- WHAT TO WORK ON
Where in the entries below does "Setup" appear? Copy every line that has it.

+++ RECORDS TO PROCESS

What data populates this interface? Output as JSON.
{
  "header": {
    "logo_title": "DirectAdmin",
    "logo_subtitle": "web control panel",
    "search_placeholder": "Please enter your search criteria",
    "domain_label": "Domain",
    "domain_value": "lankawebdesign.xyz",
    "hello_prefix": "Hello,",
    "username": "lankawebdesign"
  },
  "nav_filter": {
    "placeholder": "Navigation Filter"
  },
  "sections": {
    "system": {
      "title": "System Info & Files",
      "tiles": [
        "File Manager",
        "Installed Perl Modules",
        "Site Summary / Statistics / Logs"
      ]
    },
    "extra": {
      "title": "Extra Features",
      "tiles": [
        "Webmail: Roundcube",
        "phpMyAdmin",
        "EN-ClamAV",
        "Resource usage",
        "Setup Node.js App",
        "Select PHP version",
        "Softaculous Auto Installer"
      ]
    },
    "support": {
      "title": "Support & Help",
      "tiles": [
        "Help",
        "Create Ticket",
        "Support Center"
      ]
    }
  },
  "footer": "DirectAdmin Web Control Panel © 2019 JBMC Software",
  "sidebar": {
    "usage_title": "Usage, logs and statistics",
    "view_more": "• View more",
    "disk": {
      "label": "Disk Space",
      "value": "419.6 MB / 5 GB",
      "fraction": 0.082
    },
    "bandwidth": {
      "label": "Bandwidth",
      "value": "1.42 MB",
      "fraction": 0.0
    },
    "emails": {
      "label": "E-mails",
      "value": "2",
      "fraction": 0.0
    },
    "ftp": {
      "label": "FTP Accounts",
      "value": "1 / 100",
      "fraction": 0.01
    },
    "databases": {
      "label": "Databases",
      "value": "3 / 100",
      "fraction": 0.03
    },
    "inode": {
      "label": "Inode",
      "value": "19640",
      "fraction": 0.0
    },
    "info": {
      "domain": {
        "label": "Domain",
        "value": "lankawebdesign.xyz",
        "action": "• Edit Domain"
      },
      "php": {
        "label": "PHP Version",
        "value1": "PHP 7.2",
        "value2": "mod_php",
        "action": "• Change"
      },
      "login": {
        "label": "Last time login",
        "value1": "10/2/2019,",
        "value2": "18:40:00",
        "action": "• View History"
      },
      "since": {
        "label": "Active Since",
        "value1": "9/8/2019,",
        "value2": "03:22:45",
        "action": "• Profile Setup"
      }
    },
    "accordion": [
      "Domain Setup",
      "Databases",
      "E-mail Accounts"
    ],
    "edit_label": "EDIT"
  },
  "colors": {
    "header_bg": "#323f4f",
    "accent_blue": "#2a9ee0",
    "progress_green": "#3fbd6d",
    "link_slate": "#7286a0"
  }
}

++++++

- EXERCISE ANSWER
        "Setup Node.js App",
        "action": "• Profile Setup"
      "Domain Setup",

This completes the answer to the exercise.